#### EXERCISE OBJECTIVE
Write out the entries once more, exactly as they appear.

(Excerpts from an interface dataset)

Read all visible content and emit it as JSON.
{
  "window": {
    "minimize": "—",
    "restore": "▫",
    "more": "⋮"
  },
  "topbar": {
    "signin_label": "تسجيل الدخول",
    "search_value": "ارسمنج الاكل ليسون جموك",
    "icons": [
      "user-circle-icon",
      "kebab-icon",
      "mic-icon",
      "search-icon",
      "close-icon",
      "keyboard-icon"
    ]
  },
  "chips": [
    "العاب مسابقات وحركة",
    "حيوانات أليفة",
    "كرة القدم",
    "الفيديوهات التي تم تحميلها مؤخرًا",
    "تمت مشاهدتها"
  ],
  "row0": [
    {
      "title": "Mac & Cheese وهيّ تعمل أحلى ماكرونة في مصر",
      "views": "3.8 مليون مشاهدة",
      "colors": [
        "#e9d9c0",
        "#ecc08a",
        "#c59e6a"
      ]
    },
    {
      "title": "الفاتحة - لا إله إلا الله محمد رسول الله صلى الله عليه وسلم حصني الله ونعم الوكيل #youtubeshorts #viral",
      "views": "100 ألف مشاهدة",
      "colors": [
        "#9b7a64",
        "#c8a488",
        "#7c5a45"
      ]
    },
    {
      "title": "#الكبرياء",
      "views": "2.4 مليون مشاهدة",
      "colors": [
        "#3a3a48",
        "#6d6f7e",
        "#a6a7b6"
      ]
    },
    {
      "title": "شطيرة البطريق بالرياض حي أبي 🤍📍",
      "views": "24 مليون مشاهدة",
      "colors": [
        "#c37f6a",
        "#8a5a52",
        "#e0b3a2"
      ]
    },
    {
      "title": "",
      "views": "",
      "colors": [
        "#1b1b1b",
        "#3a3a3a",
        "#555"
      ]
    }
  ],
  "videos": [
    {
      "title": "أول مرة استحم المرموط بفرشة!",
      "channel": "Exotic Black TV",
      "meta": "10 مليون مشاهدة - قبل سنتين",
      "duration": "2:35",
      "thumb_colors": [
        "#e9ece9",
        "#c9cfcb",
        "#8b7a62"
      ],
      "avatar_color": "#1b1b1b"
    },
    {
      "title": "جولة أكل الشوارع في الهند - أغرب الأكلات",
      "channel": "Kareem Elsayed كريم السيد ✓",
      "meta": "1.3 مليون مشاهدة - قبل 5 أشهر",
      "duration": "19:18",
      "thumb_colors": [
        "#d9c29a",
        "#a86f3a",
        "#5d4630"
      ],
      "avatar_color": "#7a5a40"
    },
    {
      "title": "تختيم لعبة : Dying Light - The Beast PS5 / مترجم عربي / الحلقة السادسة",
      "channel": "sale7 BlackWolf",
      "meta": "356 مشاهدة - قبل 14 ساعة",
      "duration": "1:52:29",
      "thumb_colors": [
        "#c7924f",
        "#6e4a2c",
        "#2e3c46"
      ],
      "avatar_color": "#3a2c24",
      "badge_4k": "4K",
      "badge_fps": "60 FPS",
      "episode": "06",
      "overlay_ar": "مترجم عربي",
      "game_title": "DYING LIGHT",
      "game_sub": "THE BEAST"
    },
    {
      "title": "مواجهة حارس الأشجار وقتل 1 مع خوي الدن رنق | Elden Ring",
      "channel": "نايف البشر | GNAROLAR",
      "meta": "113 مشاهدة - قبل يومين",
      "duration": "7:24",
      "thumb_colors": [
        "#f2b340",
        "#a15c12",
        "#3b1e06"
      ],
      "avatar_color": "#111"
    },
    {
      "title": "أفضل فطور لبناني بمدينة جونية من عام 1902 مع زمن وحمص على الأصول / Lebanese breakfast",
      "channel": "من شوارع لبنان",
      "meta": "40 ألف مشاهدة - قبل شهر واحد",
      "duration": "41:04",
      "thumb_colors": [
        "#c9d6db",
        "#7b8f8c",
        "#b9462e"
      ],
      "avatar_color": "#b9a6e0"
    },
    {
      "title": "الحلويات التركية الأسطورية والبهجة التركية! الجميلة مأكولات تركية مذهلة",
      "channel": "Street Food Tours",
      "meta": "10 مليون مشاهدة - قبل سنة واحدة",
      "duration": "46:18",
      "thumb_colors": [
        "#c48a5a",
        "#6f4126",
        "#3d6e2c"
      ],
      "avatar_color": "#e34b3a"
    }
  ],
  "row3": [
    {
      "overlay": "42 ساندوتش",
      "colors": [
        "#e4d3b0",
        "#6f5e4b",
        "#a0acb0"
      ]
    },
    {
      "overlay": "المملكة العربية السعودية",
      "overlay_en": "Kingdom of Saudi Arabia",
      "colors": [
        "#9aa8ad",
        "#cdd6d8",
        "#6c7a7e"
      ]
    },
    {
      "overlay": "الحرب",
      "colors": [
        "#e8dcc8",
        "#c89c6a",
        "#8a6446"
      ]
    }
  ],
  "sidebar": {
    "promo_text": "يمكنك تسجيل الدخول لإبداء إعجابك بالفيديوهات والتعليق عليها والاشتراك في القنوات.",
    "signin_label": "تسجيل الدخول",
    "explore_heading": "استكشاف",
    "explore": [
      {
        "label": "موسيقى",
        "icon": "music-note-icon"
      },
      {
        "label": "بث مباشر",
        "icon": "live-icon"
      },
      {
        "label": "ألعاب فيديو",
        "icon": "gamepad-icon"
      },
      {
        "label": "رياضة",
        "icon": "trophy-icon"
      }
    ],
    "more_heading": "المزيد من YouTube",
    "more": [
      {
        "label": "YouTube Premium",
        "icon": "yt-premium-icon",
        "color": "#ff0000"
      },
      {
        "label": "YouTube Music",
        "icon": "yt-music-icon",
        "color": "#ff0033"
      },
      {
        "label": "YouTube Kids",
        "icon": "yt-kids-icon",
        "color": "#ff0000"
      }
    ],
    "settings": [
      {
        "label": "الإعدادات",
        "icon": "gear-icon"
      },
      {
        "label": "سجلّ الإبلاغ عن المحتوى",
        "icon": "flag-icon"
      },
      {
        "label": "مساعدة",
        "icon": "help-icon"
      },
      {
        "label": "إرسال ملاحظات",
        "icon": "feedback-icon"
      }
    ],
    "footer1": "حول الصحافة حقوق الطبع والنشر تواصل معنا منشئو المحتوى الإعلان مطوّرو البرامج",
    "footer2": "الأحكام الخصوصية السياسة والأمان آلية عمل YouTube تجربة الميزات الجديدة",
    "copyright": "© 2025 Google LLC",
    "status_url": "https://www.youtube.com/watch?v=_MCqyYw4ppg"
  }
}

#### SOLUTION FOR THIS TASK
Read all visible content and emit it as JSON.
{
  "window": {
    "minimize": "—",
    "restore": "▫",
    "more": "⋮"
  },
  "topbar": {
    "signin_label": "تسجيل الدخول",
    "search_value": "ارسمنج الاكل ليسون جموك",
    "icons": [
      "user-circle-icon",
      "kebab-icon",
      "mic-icon",
      "search-icon",
      "close-icon",
      "keyboard-icon"
    ]
  },
  "chips": [
    "العاب مسابقات وحركة",
    "حيوانات أليفة",
    "كرة القدم",
    "الفيديوهات التي تم تحميلها مؤخرًا",
    "تمت مشاهدتها"
  ],
  "row0": [
    {
      "title": "Mac & Cheese وهيّ تعمل أحلى ماكرونة في مصر",
      "views": "3.8 مليون مشاهدة",
      "colors": [
        "#e9d9c0",
        "#ecc08a",
        "#c59e6a"
      ]
    },
    {
      "title": "الفاتحة - لا إله إلا الله محمد رسول الله صلى الله عليه وسلم حصني الله ونعم الوكيل #youtubeshorts #viral",
      "views": "100 ألف مشاهدة",
      "colors": [
        "#9b7a64",
        "#c8a488",
        "#7c5a45"
      ]
    },
    {
      "title": "#الكبرياء",
      "views": "2.4 مليون مشاهدة",
      "colors": [
        "#3a3a48",
        "#6d6f7e",
        "#a6a7b6"
      ]
    },
    {
      "title": "شطيرة البطريق بالرياض حي أبي 🤍📍",
      "views": "24 مليون مشاهدة",
      "colors": [
        "#c37f6a",
        "#8a5a52",
        "#e0b3a2"
      ]
    },
    {
      "title": "",
      "views": "",
      "colors": [
        "#1b1b1b",
        "#3a3a3a",
        "#555"
      ]
    }
  ],
  "videos": [
    {
      "title": "أول مرة استحم المرموط بفرشة!",
      "channel": "Exotic Black TV",
      "meta": "10 مليون مشاهدة - قبل سنتين",
      "duration": "2:35",
      "thumb_colors": [
        "#e9ece9",
        "#c9cfcb",
        "#8b7a62"
      ],
      "avatar_color": "#1b1b1b"
    },
    {
      "title": "جولة أكل الشوارع في الهند - أغرب الأكلات",
      "channel": "Kareem Elsayed كريم السيد ✓",
      "meta": "1.3 مليون مشاهدة - قبل 5 أشهر",
      "duration": "19:18",
      "thumb_colors": [
        "#d9c29a",
        "#a86f3a",
        "#5d4630"
      ],
      "avatar_color": "#7a5a40"
    },
    {
      "title": "تختيم لعبة : Dying Light - The Beast PS5 / مترجم عربي / الحلقة السادسة",
      "channel": "sale7 BlackWolf",
      "meta": "356 مشاهدة - قبل 14 ساعة",
      "duration": "1:52:29",
      "thumb_colors": [
        "#c7924f",
        "#6e4a2c",
        "#2e3c46"
      ],
      "avatar_color": "#3a2c24",
      "badge_4k": "4K",
      "badge_fps": "60 FPS",
      "episode": "06",
      "overlay_ar": "مترجم عربي",
      "game_title": "DYING LIGHT",
      "game_sub": "THE BEAST"
    },
    {
      "title": "مواجهة حارس الأشجار وقتل 1 مع خوي الدن رنق | Elden Ring",
      "channel": "نايف البشر | GNAROLAR",
      "meta": "113 مشاهدة - قبل يومين",
      "duration": "7:24",
      "thumb_colors": [
        "#f2b340",
        "#a15c12",
        "#3b1e06"
      ],
      "avatar_color": "#111"
    },
    {
      "title": "أفضل فطور لبناني بمدينة جونية من عام 1902 مع زمن وحمص على الأصول / Lebanese breakfast",
      "channel": "من شوارع لبنان",
      "meta": "40 ألف مشاهدة - قبل شهر واحد",
      "duration": "41:04",
      "thumb_colors": [
        "#c9d6db",
        "#7b8f8c",
        "#b9462e"
      ],
      "avatar_color": "#b9a6e0"
    },
    {
      "title": "الحلويات التركية الأسطورية والبهجة التركية! الجميلة مأكولات تركية مذهلة",
      "channel": "Street Food Tours",
      "meta": "10 مليون مشاهدة - قبل سنة واحدة",
      "duration": "46:18",
      "thumb_colors": [
        "#c48a5a",
        "#6f4126",
        "#3d6e2c"
      ],
      "avatar_color": "#e34b3a"
    }
  ],
  "row3": [
    {
      "overlay": "42 ساندوتش",
      "colors": [
        "#e4d3b0",
        "#6f5e4b",
        "#a0acb0"
      ]
    },
    {
      "overlay": "المملكة العربية السعودية",
      "overlay_en": "Kingdom of Saudi Arabia",
      "colors": [
        "#9aa8ad",
        "#cdd6d8",
        "#6c7a7e"
      ]
    },
    {
      "overlay": "الحرب",
      "colors": [
        "#e8dcc8",
        "#c89c6a",
        "#8a6446"
      ]
    }
  ],
  "sidebar": {
    "promo_text": "يمكنك تسجيل الدخول لإبداء إعجابك بالفيديوهات والتعليق عليها والاشتراك في القنوات.",
    "signin_label": "تسجيل الدخول",
    "explore_heading": "استكشاف",
    "explore": [
      {
        "label": "موسيقى",
        "icon": "music-note-icon"
      },
      {
        "label": "بث مباشر",
        "icon": "live-icon"
      },
      {
        "label": "ألعاب فيديو",
        "icon": "gamepad-icon"
      },
      {
        "label": "رياضة",
        "icon": "trophy-icon"
      }
    ],
    "more_heading": "المزيد من YouTube",
    "more": [
      {
        "label": "YouTube Premium",
        "icon": "yt-premium-icon",
        "color": "#ff0000"
      },
      {
        "label": "YouTube Music",
        "icon": "yt-music-icon",
        "color": "#ff0033"
      },
      {
        "label": "YouTube Kids",
        "icon": "yt-kids-icon",
        "color": "#ff0000"
      }
    ],
    "settings": [
      {
        "label": "الإعدادات",
        "icon": "gear-icon"
      },
      {
        "label": "سجلّ الإبلاغ عن المحتوى",
        "icon": "flag-icon"
      },
      {
        "label": "مساعدة",
        "icon": "help-icon"
      },
      {
        "label": "إرسال ملاحظات",
        "icon": "feedback-icon"
      }
    ],
    "footer1": "حول الصحافة حقوق الطبع والنشر تواصل معنا منشئو المحتوى الإعلان مطوّرو البرامج",
    "footer2": "الأحكام الخصوصية السياسة والأمان آلية عمل YouTube تجربة الميزات الجديدة",
    "copyright": "© 2025 Google LLC",
    "status_url": "https://www.youtube.com/watch?v=_MCqyYw4ppg"
  }
}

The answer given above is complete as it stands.